Ask Dr. Doug: Typical Toddler Behavior or ADHD?
Q: We have a very rambunctious 3-year-old. I know that’s pretty normal for this age, but he doesn’t seem able to really focus on things, even bedtime stories. I’m wondering whether there are any early warning signs for ADHD that I should know about – should I have him tested at this age? What can we do to support him besides medication if he does have ADHD? Would behavior therapy help?
A: Three is exhausting, isn’t it? In addition to all that energy, 3-year-olds add a dose of independence and negativity. “No!” enters their vocabulary more and more. Attention spans are short and tantrums can get more intense. The behavior you’re describing sounds developmentally normal to me (which I know doesn’t make the tough days easier!), but I would encourage you to meet with your pediatrician to discuss your concerns and think of some helpful supports.

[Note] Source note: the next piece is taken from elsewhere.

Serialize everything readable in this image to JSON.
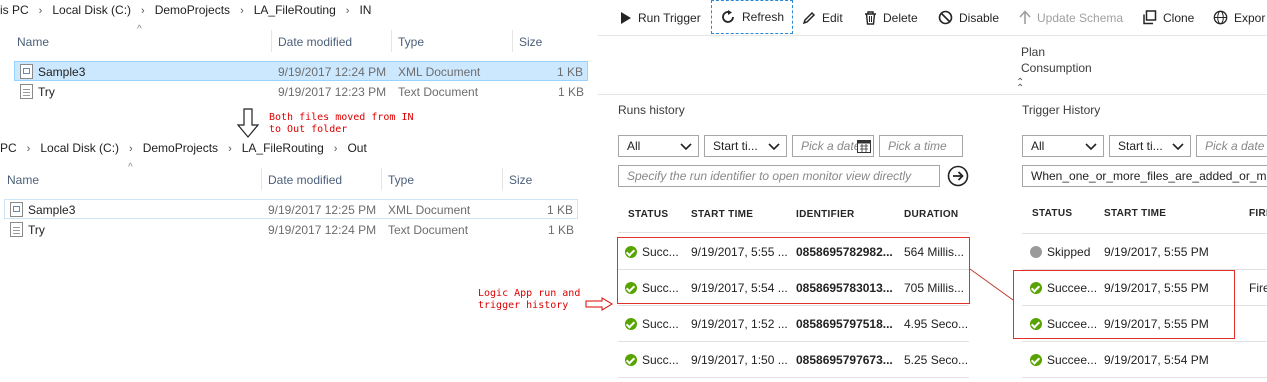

ADHD is a specific grouping of behavioral symptoms that includes impulsivity, hyperactivity, and inattention – often with big emotional responses and trouble shifting from one thing to the next. Think of ADHD as less “not able to pay attention” and more “trouble regulating attention and emotion.” Kids with ADHD can even get “hyperfocused” on engaging activities, but often have a hard time showing regulation in other situations.
At the same time, I often worry we’re too quick to label behavior a “disease.” Children demonstrate a remarkable level of neurodiversity. That means developmental differences exist along a spectrum and, in many cases with the right supports, can function as strengths in life. In my practice, I approach behavioral concerns by considering whether it is causing impairment or distress. What usually matters more than labels is supporting families to ensure a child’s highest level of functioning with a growth mindset. This means considering a child’s history, environment, nutrition, and sleep when thinking about treatment. Evidence-based therapies, such as parent-child interaction therapy, can be very helpful. Medication may play an important role, but should never be a knee-jerk response.
A few other thoughts: Kids are not robots, so normal behaviors vary considerably based on age and gender. I often see kindergarteners with summer birthdays get mislabeled as “problem kids” when really they just need a bit more time to develop. And keep in mind, the behaviors we see in children with ADHD overlap substantially with anxiety, learning disabilities, trauma, and mood disorders, requiring a thoughtful approach to diagnosis and treatment.
At Metropolitan Pediatrics, I’m lucky to practice with an integrated behavioral health team that includes a psychologist, social worker, and care manager, which allows us to support preschoolers with tantrums and toileting issues all the way up to teens with anxiety, depression, and ADHD. And if your 3-year-old is bouncing off the walls and melting down within minutes of waking up, remember you’re not alone (and maybe put that second pot of coffee on)!